The Japanese Forum is a Ghost Town! His comment was such an intriguing mystery to me; so, I used the Google Translate plugin to read every post in the Japanese forum. I was able to read every post in only about 20 minutes or so because there’s relatively little activity in the Japanese forum, which was surprising given that Cardano has been frequently called the “Ethereum of Japan.” In fact, there is at least 100x more posts and topics here in the English-speaking forum.
Where Are All the Japanese Political Economy Philosophers? Another interesting observation: There is literally no discussion in the Japanese forum about the deeper economic/geopolitical possibilities of Cardano. There, the discussions are all focused on simple small talk and tech support, which would bore me to death. The stark contrast really made me appreciate the community we’re building here.
Virtually all of my Japanese friends over the years have been very thoughtful and community-oriented; so, at first it was surprising that there are not many more Japanese speakers exploring the deeper socioeconomic and geopolitical implications of Cardano like we do here. However, now I have a theory. . . .
The Political Economy of Each Country Shapes Our Perception of Cardano. There is far more systemic economic and political corruption in the U.S. and many other parts of the world compared to Japan. The Japanese parliamentary system of government and proportional representation electoral system produce much more tolerable political and economic outcomes, which results in a much more egalitarian society, less poverty, lower Gini Index (thus, lower wealth/power concentration) . . . all of which leads to much higher citizen satisfaction in their political and economic institutions. That’s probably why the Japanese forum is such a ghost town compared to the Englishing-speaking forum.

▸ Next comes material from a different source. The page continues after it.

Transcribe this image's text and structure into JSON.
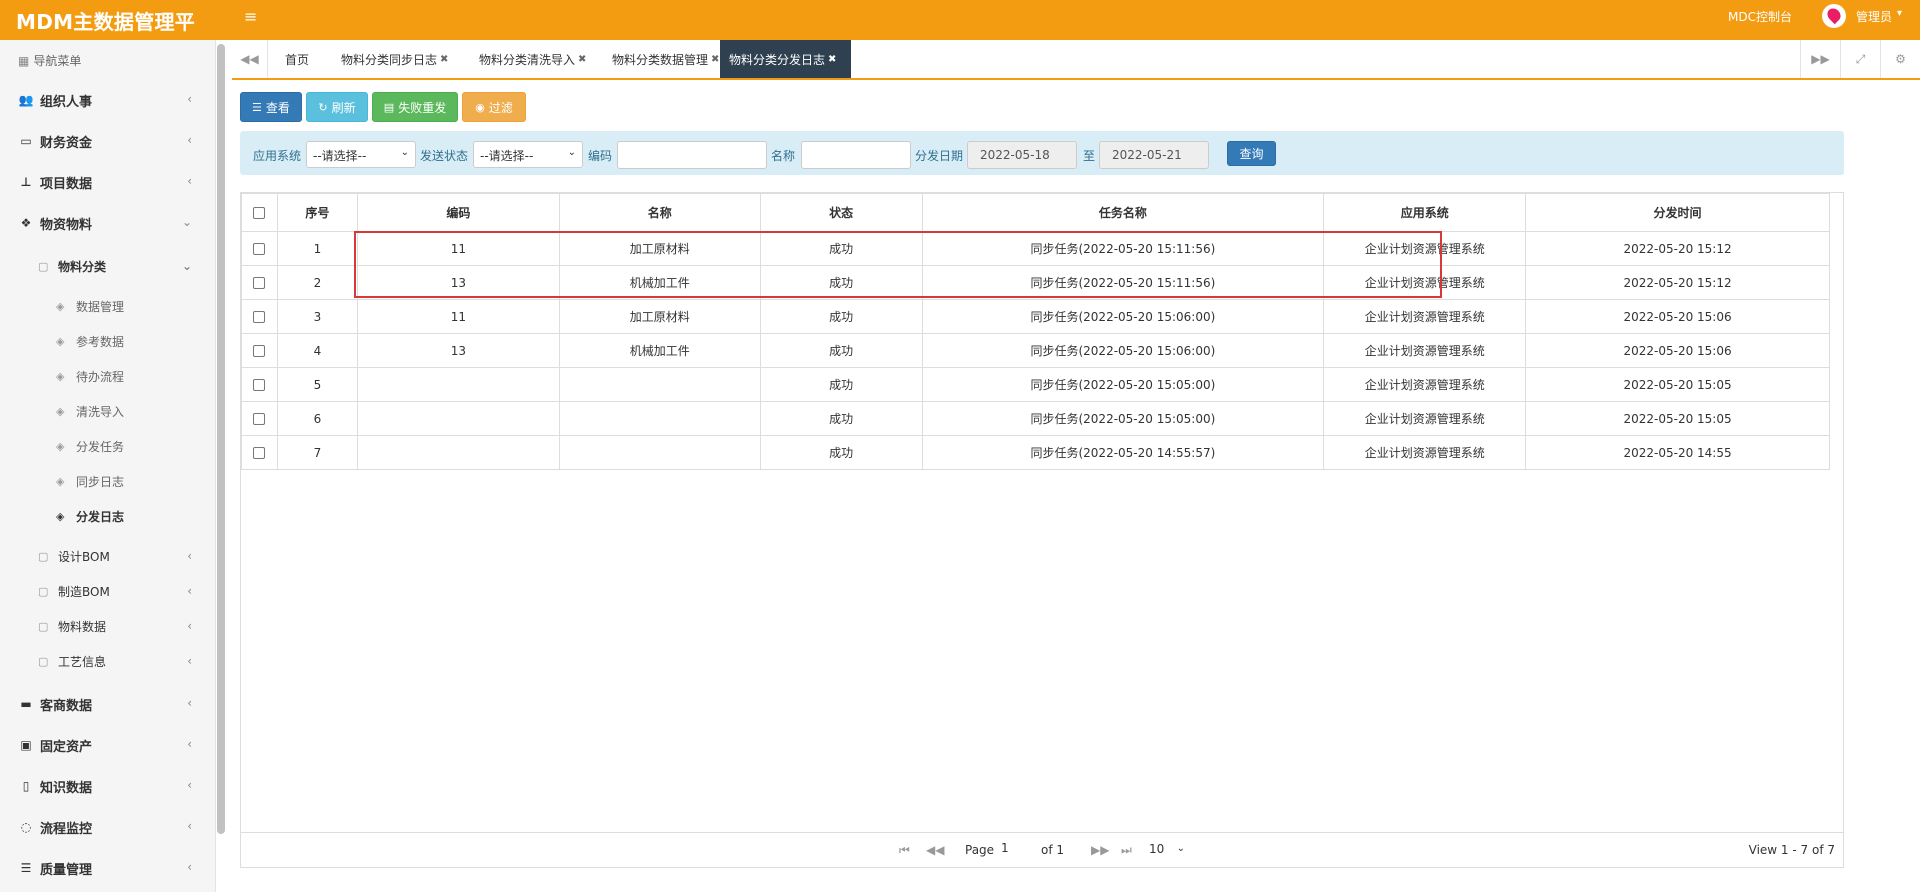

Suffering from Bad Government is Worse than Suffering from Economic Recession. As a result of the factors above, even though the Japanese have suffered through some relatively difficult economic times since their economy began to deflate in the early 1990s, it seems they don’t feel the same level of urgency that many of us in the U.S. and in other countries feel regarding the rapid deterioration of our economic and political institutions.
Does anybody have any other insights that would explain this phenomenon? I think my theory is reasonably correct, but I’m open to other potential explanations, too.